     (1994–2001)
  • John Crow
    John Crow
    John William Crow was the fifth Governor of the Bank of Canada from 1987 to 1994, succeeding Gerald Bouey. He was succeeded by Gordon Thiessen....

     (1987–1994)
  • Gerald Bouey
    Gerald Bouey
    Gerald Keith Bouey, was the fourth Governor of the Bank of Canada from 1973 to 1987, succeeding Louis Rasminsky. He was succeeded by John Crow....

     (1973–1987)
  • Louis Rasminsky
    Louis Rasminsky
    Louis Rasminsky, CC, CBE was the third Governor of the Bank of Canada from 1961 to 1973, succeeding James Coyne. He was succeeded by Gerald Bouey....

     (1961–1973)
  • James Coyne
    James Coyne
    James Elliott Coyne, BCL, BA was the second Governor of the Bank of Canada, from 1955 to 1961, succeeding Graham Towers. During his time in office, he had a much-publicized debate with Prime Minister John Diefenbaker, a debate often referred to as the "Coyne Affair" .-Life and career:Coyne was...

     (1955–1961)
  • Graham Towers
    Graham Towers
    Graham Ford Towers, CC was the first Governor of the Bank of Canada from 1934 to 1954.Born in Montreal, Quebec, educated at St. Andrew's College in Toronto, he graduated from McGill University in 1919. During World War II, he was Chairman of the Foreign Exchange Control Board and Chairman of the...

     (1934–1954)

See also

  • Canadian dollar
    Canadian dollar
    The Canadian dollar is the currency of Canada. As of 2007, the Canadian dollar is the 7th most traded currency in the world. It is abbreviated with the dollar sign $, or C$ to distinguish it from other dollar-denominated currencies...

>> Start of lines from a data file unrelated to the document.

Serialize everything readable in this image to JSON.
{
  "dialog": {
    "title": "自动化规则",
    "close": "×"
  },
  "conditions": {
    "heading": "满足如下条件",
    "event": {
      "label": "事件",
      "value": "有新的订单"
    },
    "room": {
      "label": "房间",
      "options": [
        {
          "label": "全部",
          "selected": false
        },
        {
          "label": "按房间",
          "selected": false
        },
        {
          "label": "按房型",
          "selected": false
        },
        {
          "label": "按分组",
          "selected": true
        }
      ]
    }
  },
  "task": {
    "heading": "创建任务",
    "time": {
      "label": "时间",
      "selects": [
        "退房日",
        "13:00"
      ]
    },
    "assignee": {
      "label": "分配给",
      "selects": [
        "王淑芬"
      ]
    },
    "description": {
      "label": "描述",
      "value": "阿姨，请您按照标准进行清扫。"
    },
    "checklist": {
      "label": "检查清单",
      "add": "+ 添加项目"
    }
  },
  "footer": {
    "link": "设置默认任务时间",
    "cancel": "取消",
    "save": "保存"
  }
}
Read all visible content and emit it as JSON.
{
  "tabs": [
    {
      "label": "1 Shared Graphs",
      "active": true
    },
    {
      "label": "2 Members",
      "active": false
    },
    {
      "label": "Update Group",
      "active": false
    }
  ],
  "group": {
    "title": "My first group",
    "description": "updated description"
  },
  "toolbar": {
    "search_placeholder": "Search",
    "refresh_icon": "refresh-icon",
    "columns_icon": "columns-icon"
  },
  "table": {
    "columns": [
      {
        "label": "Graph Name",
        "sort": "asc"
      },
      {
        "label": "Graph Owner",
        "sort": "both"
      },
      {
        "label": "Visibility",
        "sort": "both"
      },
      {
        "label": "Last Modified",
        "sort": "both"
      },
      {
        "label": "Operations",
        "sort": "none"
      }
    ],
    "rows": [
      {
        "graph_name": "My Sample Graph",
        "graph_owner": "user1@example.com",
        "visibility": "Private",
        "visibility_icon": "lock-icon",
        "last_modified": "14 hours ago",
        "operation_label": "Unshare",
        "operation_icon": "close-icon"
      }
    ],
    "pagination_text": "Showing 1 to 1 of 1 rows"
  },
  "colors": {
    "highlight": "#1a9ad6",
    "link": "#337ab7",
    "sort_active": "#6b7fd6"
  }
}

  • List of banks in Canada
  • Canada Deposit Insurance Corporation
    Canada Deposit Insurance Corporation
    -External links:*** Official CDIC site*...


External links

Bank of Canada official site